··· AVAILABLE DATA

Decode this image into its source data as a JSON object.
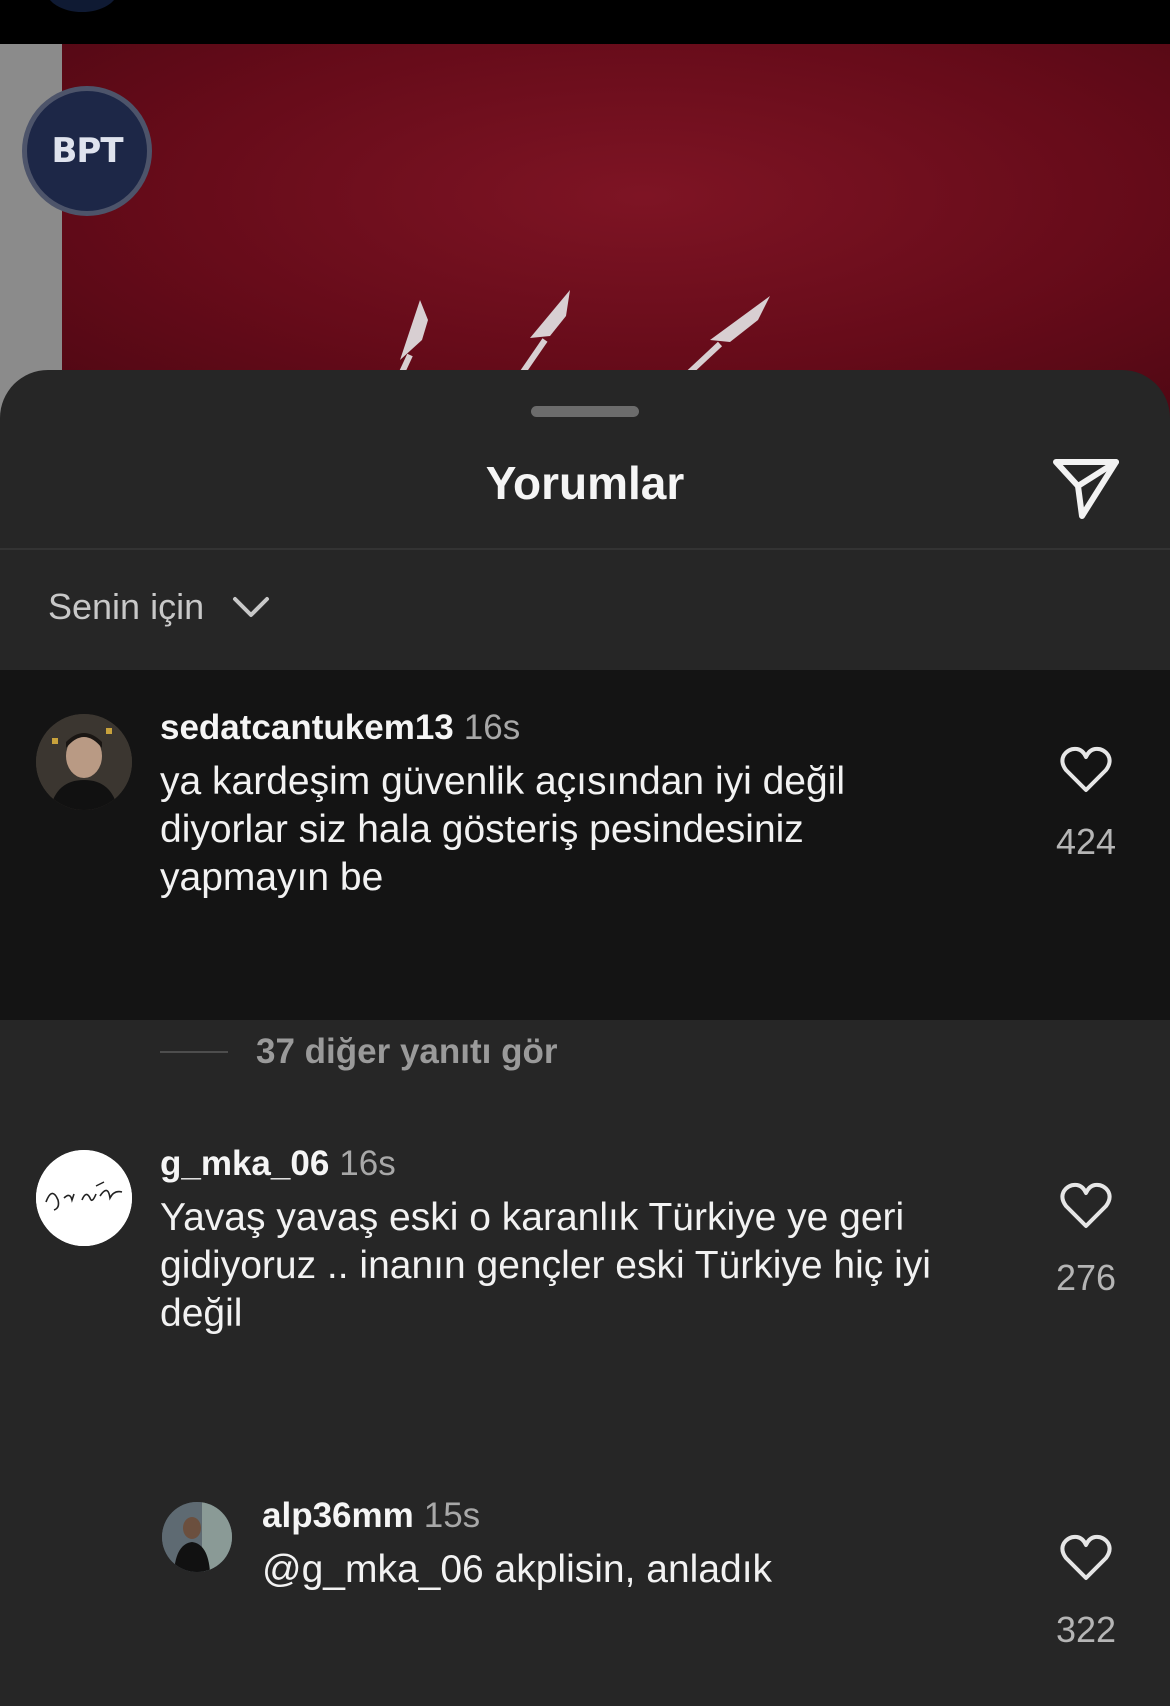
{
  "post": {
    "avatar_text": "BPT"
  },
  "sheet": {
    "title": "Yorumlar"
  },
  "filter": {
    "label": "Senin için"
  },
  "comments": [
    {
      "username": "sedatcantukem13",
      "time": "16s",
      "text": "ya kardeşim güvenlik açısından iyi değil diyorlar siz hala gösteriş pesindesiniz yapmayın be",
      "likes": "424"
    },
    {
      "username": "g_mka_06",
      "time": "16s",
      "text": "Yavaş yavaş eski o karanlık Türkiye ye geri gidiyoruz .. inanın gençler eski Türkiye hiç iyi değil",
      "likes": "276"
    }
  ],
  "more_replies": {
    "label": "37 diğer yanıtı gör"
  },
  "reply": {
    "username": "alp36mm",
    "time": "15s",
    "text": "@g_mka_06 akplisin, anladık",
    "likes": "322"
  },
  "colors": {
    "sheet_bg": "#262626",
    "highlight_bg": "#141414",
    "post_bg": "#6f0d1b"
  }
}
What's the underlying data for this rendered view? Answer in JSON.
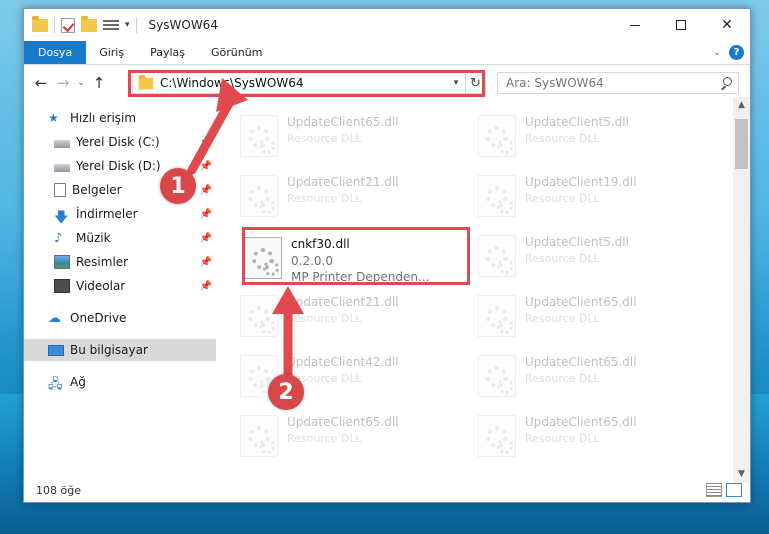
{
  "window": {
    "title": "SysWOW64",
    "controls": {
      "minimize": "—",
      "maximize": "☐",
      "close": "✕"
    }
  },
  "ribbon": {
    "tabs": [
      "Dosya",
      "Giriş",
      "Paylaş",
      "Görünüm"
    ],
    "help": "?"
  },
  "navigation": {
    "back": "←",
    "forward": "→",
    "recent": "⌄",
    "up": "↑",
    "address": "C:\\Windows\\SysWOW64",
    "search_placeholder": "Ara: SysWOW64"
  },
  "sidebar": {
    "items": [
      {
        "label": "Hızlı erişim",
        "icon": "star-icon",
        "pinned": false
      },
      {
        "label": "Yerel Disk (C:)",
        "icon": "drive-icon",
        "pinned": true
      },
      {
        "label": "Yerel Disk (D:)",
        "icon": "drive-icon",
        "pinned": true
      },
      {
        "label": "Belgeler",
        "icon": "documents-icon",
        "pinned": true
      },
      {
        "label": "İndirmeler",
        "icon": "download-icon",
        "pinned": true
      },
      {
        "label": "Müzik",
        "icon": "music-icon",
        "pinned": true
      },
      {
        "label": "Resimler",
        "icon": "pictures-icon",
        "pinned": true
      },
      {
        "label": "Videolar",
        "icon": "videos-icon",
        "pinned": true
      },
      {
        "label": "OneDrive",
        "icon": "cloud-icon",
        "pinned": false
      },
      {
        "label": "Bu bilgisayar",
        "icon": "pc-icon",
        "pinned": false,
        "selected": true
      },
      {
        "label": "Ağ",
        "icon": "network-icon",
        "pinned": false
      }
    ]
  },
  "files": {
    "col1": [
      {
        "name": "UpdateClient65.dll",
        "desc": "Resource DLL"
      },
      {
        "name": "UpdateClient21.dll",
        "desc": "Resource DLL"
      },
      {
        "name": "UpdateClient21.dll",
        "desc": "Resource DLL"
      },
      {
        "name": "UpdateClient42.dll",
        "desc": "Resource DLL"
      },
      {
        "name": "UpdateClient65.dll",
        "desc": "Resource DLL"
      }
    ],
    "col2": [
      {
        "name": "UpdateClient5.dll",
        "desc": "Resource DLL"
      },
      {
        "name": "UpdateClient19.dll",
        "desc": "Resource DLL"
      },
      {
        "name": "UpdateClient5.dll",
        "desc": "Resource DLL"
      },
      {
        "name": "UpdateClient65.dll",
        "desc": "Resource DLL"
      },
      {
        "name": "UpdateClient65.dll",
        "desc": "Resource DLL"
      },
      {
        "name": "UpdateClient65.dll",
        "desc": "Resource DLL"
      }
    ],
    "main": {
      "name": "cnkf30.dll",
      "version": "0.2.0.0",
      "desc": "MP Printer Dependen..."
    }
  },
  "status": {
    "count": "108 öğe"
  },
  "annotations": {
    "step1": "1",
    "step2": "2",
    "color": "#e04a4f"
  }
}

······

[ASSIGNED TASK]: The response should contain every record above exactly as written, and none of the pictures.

[ANSWER BOX]:
Decode this image into its source data as a JSON object.
{
  "post": {
    "avatar_text": "BPT"
  },
  "sheet": {
    "title": "Yorumlar"
  },
  "filter": {
    "label": "Senin için"
  },
  "comments": [
    {
      "username": "sedatcantukem13",
      "time": "16s",
      "text": "ya kardeşim güvenlik açısından iyi değil diyorlar siz hala gösteriş pesindesiniz yapmayın be",
      "likes": "424"
    },
    {
      "username": "g_mka_06",
      "time": "16s",
      "text": "Yavaş yavaş eski o karanlık Türkiye ye geri gidiyoruz .. inanın gençler eski Türkiye hiç iyi değil",
      "likes": "276"
    }
  ],
  "more_replies": {
    "label": "37 diğer yanıtı gör"
  },
  "reply": {
    "username": "alp36mm",
    "time": "15s",
    "text": "@g_mka_06 akplisin, anladık",
    "likes": "322"
  },
  "colors": {
    "sheet_bg": "#262626",
    "highlight_bg": "#141414",
    "post_bg": "#6f0d1b"
  }
}
What's the underlying data for this rendered view? Answer in JSON.
{
  "window": {
    "title": "SysWOW64",
    "controls": {
      "minimize": "—",
      "maximize": "☐",
      "close": "✕"
    }
  },
  "ribbon": {
    "tabs": [
      "Dosya",
      "Giriş",
      "Paylaş",
      "Görünüm"
    ],
    "help": "?"
  },
  "navigation": {
    "back": "←",
    "forward": "→",
    "recent": "⌄",
    "up": "↑",
    "address": "C:\\Windows\\SysWOW64",
    "search_placeholder": "Ara: SysWOW64"
  },
  "sidebar": {
    "items": [
      {
        "label": "Hızlı erişim",
        "icon": "star-icon",
        "pinned": false
      },
      {
        "label": "Yerel Disk (C:)",
        "icon": "drive-icon",
        "pinned": true
      },
      {
        "label": "Yerel Disk (D:)",
        "icon": "drive-icon",
        "pinned": true
      },
      {
        "label": "Belgeler",
        "icon": "documents-icon",
        "pinned": true
      },
      {
        "label": "İndirmeler",
        "icon": "download-icon",
        "pinned": true
      },
      {
        "label": "Müzik",
        "icon": "music-icon",
        "pinned": true
      },
      {
        "label": "Resimler",
        "icon": "pictures-icon",
        "pinned": true
      },
      {
        "label": "Videolar",
        "icon": "videos-icon",
        "pinned": true
      },
      {
        "label": "OneDrive",
        "icon": "cloud-icon",
        "pinned": false
      },
      {
        "label": "Bu bilgisayar",
        "icon": "pc-icon",
        "pinned": false,
        "selected": true
      },
      {
        "label": "Ağ",
        "icon": "network-icon",
        "pinned": false
      }
    ]
  },
  "files": {
    "col1": [
      {
        "name": "UpdateClient65.dll",
        "desc": "Resource DLL"
      },
      {
        "name": "UpdateClient21.dll",
        "desc": "Resource DLL"
      },
      {
        "name": "UpdateClient21.dll",
        "desc": "Resource DLL"
      },
      {
        "name": "UpdateClient42.dll",
        "desc": "Resource DLL"
      },
      {
        "name": "UpdateClient65.dll",
        "desc": "Resource DLL"
      }
    ],
    "col2": [
      {
        "name": "UpdateClient5.dll",
        "desc": "Resource DLL"
      },
      {
        "name": "UpdateClient19.dll",
        "desc": "Resource DLL"
      },
      {
        "name": "UpdateClient5.dll",
        "desc": "Resource DLL"
      },
      {
        "name": "UpdateClient65.dll",
        "desc": "Resource DLL"
      },
      {
        "name": "UpdateClient65.dll",
        "desc": "Resource DLL"
      },
      {
        "name": "UpdateClient65.dll",
        "desc": "Resource DLL"
      }
    ],
    "main": {
      "name": "cnkf30.dll",
      "version": "0.2.0.0",
      "desc": "MP Printer Dependen..."
    }
  },
  "status": {
    "count": "108 öğe"
  },
  "annotations": {
    "step1": "1",
    "step2": "2",
    "color": "#e04a4f"
  }
}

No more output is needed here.